Because Junior Tours was founded by a teacher who wanted to create a student tour resource that made educators’ jobs a little easier, we know about chaperones. We know who they tend to be and the assumptions made about what they’re there to do (from both teachers and chaperones).
This blog is about sharing some knowledge about chaperoning to ensure that you’re making parents glad they volunteered. It’s too often the case that parents and teachers allow their assumptions about the roles in play guide their on-tour actions.
The problem with assumptions is that they’re rarely accurate. Let’s look at some ways to make chaperoning more fun and less stressful.
The Most Obvious Person Isn’t Always the Right Person
Most teachers in today’s classroom work with special needs kids. These students need a little extra support. But it’s not always the case that the chaperone who’s the parent of a special needs child should be put in charge of this cohort of your students.
Keep in mind that “special needs mom” has needs of her own. Automatically charging her with managing all your tour members who need extra support is not going to make her want to volunteer again.
Do the Groundwork
You know you need behavioral guidelines while you’re out touring. That much is clear. But being diligent about ensuring your students understand and internalize them is a process. A handout with bullet points is soon forgotten.
Preparing your students to follow the guidelines you’ve set out is the kind of groundwork your parent chaperones are going to love you for. Kids who respond to directions are going to be lot less work for them and lot less stressful to shepherd.
Try an interactive approach to the guidelines. Bring them up frequently in class and ask students to respond to questions about what’s required of them while you’re on your trip. Leave no room for doubt that the behavioral guidelines you’ve set out are to be followed to the letter.
All schools have their tried and true parent volunteers.

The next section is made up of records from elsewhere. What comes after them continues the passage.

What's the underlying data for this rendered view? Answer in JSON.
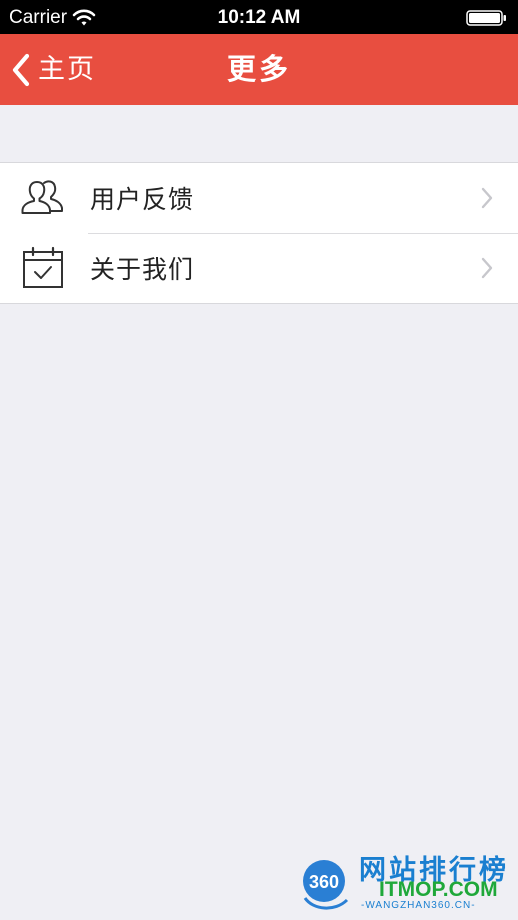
{
  "status_bar": {
    "carrier": "Carrier",
    "time": "10:12 AM"
  },
  "nav": {
    "back_label": "主页",
    "title": "更多"
  },
  "menu": {
    "items": [
      {
        "label": "用户反馈",
        "icon": "users-icon"
      },
      {
        "label": "关于我们",
        "icon": "calendar-check-icon"
      }
    ]
  },
  "watermark": {
    "badge": "360",
    "title": "网站排行榜",
    "domain": "ITMOP.COM",
    "sub": "-WANGZHAN360.CN-"
  },
  "colors": {
    "nav_background": "#e84e40",
    "page_background": "#efeff4",
    "status_bar": "#000000"
  }
}
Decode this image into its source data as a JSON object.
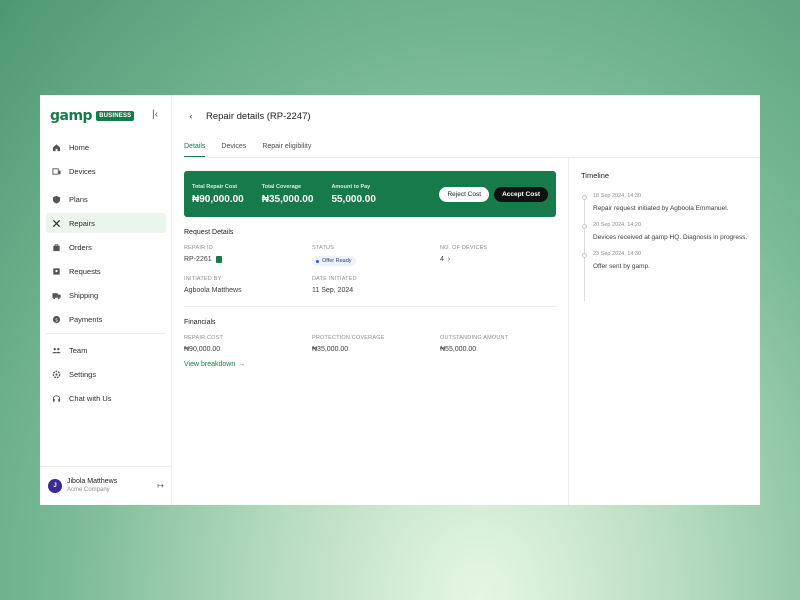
{
  "brand": {
    "logo": "gamp",
    "badge": "BUSINESS"
  },
  "sidebar": {
    "items": [
      {
        "label": "Home",
        "icon": "home-icon"
      },
      {
        "label": "Devices",
        "icon": "devices-icon"
      },
      {
        "label": "Plans",
        "icon": "shield-icon"
      },
      {
        "label": "Repairs",
        "icon": "tools-icon",
        "active": true
      },
      {
        "label": "Orders",
        "icon": "orders-icon"
      },
      {
        "label": "Requests",
        "icon": "requests-icon"
      },
      {
        "label": "Shipping",
        "icon": "truck-icon"
      },
      {
        "label": "Payments",
        "icon": "payment-icon"
      },
      {
        "label": "Team",
        "icon": "team-icon"
      },
      {
        "label": "Settings",
        "icon": "gear-icon"
      },
      {
        "label": "Chat with Us",
        "icon": "headset-icon"
      }
    ]
  },
  "user": {
    "initial": "J",
    "name": "Jibola Matthews",
    "org": "Acme Company"
  },
  "header": {
    "title": "Repair details (RP-2247)"
  },
  "tabs": [
    {
      "label": "Details",
      "active": true
    },
    {
      "label": "Devices"
    },
    {
      "label": "Repair eligibility"
    }
  ],
  "banner": {
    "total_repair_cost_label": "Total Repair Cost",
    "total_repair_cost": "₦90,000.00",
    "total_coverage_label": "Total Coverage",
    "total_coverage": "₦35,000.00",
    "amount_to_pay_label": "Amount to Pay",
    "amount_to_pay": "55,000.00",
    "reject_label": "Reject Cost",
    "accept_label": "Accept Cost"
  },
  "request_details": {
    "title": "Request Details",
    "repair_id_label": "REPAIR ID",
    "repair_id": "RP-2261",
    "status_label": "STATUS",
    "status": "Offer Ready",
    "devices_label": "NO. OF DEVICES",
    "devices": "4",
    "initiated_by_label": "INITIATED BY",
    "initiated_by": "Agboola Matthews",
    "date_initiated_label": "DATE INITIATED",
    "date_initiated": "11 Sep, 2024"
  },
  "financials": {
    "title": "Financials",
    "repair_cost_label": "REPAIR COST",
    "repair_cost": "₦90,000.00",
    "protection_label": "PROTECTION COVERAGE",
    "protection": "₦35,000.00",
    "outstanding_label": "OUTSTANDING AMOUNT",
    "outstanding": "₦55,000.00",
    "breakdown_link": "View breakdown"
  },
  "timeline": {
    "title": "Timeline",
    "items": [
      {
        "date": "18 Sep 2024, 14:30",
        "text": "Repair request initiated by Agboola Emmanuel."
      },
      {
        "date": "20 Sep 2024, 14:20",
        "text": "Devices received at gamp HQ. Diagnosis in progress."
      },
      {
        "date": "23 Sep 2024, 14:30",
        "text": "Offer sent by gamp."
      }
    ]
  },
  "colors": {
    "brand": "#177a4a",
    "active_bg": "#eaf6ec",
    "accept": "#111111",
    "status_dot": "#2a5bd7"
  }
}
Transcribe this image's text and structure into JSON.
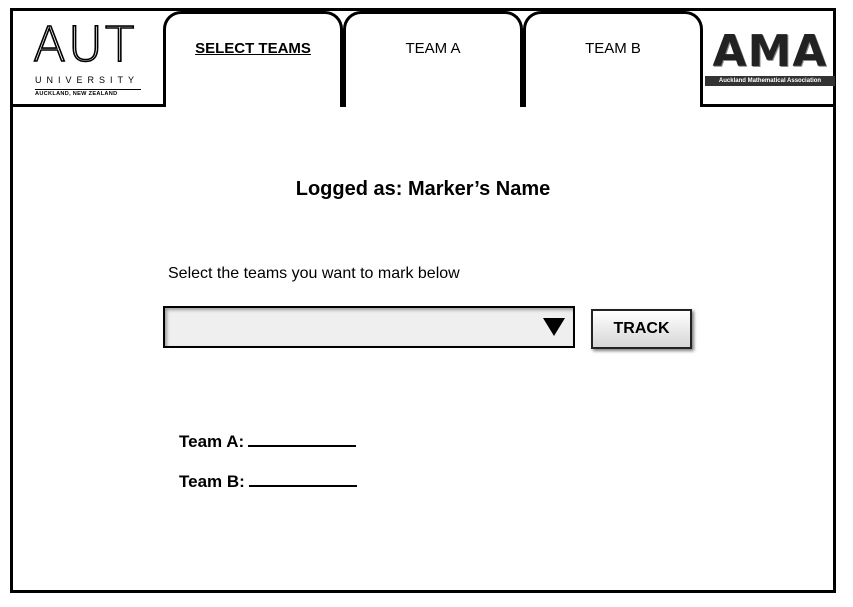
{
  "header": {
    "left_logo": {
      "letters": "AUT",
      "university": "UNIVERSITY",
      "location": "AUCKLAND, NEW ZEALAND"
    },
    "tabs": [
      {
        "label": "SELECT TEAMS",
        "active": true
      },
      {
        "label": "TEAM A",
        "active": false
      },
      {
        "label": "TEAM B",
        "active": false
      }
    ],
    "right_logo": {
      "letters": "AMA",
      "subtitle": "Auckland Mathematical Association"
    }
  },
  "main": {
    "logged_as": "Logged as: Marker’s Name",
    "instruction": "Select the teams you want to mark below",
    "team_select": {
      "selected_value": "",
      "arrow_icon": "triangle-down-icon"
    },
    "track_button": "TRACK",
    "team_a_label": "Team A:",
    "team_b_label": "Team B:"
  }
}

They’re the ones who show up for every fundraiser, school concert and PTA meeting.
But if you’re serious about student travel and ensuring that you have the right people in place to support your vision with quality chaperoning, then you’ll need to be in perpetual recruitment mode.
Your default is “charming”, so your approach isn’t the issue. The issue is that parents get burned out. Bringing new members to your chaperoning team is all about happy, experienced chaperones sharing with others how great volunteering on your trips is.
And that comes down to savvy chaperone management. Basic chaperoning – making parents glad they volunteered – starts with what you do to understand the roles of the chaperones at your disposal.
Being there for chaperones by preparing your students adequately is a great start. But ensuring that your chaperones aren’t overwhelmed, exhausted from out-of-control student behavior, or just done with volunteering, is smart teaching.
Junior Tours has been creating quality student travel experiences for over 50 years. Contact us.